One food that you might not realise is toxic to dogs is rhubarb. The leaves of a rhubarb can increase salivation in your dog’s mouth and can cause diarrhoea and vomiting. Rhubarb is poisonous to dogs as it contains oxalic acid that leads to crystals forming in the urinary tract, damaging your dog’s kidneys. In extreme scenarios, rhubarb can lead to kidney failure in dogs.
Grapes and raisins
You’ll find raisins in most of your favourite sweet treats, but you want to keep them away from your pet. While we’re not sure which active ingredient is toxic to dogs, grapes and raisins can lead to kidney failure and liver damage. Although grapes are toxic to dogs, it can often take 24 hours for the symptoms to show. You want to look out for changes in their urine, a lack of appetite, and vomiting. Watch out for grapevines that are outside or on your walking path.

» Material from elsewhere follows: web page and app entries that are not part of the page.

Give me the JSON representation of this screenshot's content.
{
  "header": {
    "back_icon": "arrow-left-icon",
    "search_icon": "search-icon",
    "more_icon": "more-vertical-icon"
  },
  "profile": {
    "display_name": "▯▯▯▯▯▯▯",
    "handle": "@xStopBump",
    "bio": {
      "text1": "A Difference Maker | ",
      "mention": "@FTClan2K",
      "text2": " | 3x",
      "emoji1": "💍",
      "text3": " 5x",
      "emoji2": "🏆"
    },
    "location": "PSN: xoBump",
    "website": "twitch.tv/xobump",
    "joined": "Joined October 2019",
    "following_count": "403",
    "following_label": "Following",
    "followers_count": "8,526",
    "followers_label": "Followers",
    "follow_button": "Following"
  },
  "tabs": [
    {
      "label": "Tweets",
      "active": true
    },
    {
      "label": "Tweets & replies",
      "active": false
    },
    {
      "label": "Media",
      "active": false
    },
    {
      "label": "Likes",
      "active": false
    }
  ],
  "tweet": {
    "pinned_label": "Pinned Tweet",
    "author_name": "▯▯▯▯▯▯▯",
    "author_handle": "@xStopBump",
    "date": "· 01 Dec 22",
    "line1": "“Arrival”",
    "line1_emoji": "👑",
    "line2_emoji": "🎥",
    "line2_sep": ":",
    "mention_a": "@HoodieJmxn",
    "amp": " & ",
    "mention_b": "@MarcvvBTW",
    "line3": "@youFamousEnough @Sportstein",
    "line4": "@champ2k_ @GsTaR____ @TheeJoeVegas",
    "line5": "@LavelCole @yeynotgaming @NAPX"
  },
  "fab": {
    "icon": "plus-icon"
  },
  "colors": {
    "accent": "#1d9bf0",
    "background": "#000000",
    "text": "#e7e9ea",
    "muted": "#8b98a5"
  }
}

Macadamia nuts are bad for dogs as they negatively affect their muscles and nervous systems. You’ll usually notice that your dog has had a reaction to macadamia nuts when they start to pant and have weak or swollen limbs. One of the most popular question dog owners asks is whether walnuts are bad for dogs. Just like macadamia nuts, walnuts and almonds can be toxic to dogs as they can upset their digestive system due to their rich fat and oil concentration.
We’ve all given our dogs an uncooked bone to chew on after cooking dinner, but you want to keep cooked bones away from your pets. The issue with cooked bones is that they can splinter and cause a perforation of the gut. When bones are cooked, it leads to the bone brittle due to the nutrients that attach to it. In the worst-case scenario, this can prove fatal for your dog. Other potential risks include internal bleeding, broken teeth, and mouth injuries.
Raw eggs, meat, and fish
Raw eggs are a leading cause of dog poisoning as they can contain salmonella. They also contain an enzyme called avidin that can make it difficult for your dog to absorb a vitamin called biotin that’s vital to maintaining their skin and fur health. Raw meat is also at risk of being contaminated with E. coli which can lead to gastrointestinal illnesses in your pets. Raw pork can contain Aujeszky’s disease (or pseudorabies), although uncommon in Western countries, it may still be present (also on boar meat). Similarly, raw fish carries bacteria that can lead to food poisoning and make your dog unwell.
Salt and sweeteners
We all have a soft spot for salt and sweets. If your dog finds their way into your sweet jar, it can cause them to go into hypoglycaemia. This reaction happens because of an artificial sweetener known as Xylitol that releases insulin into your dog’s body. xylitol is sometimes listed as Birch sugar on food labels. Some salts and sweeteners are toxic to dogs as they can result in blood clotting disorders and liver failure. If your dog consumes too much salt, it can lead to seizures, vomiting, tremors, and diarrhoea. If you find that your dog has eaten any of these, you want to take them immediately to the vets.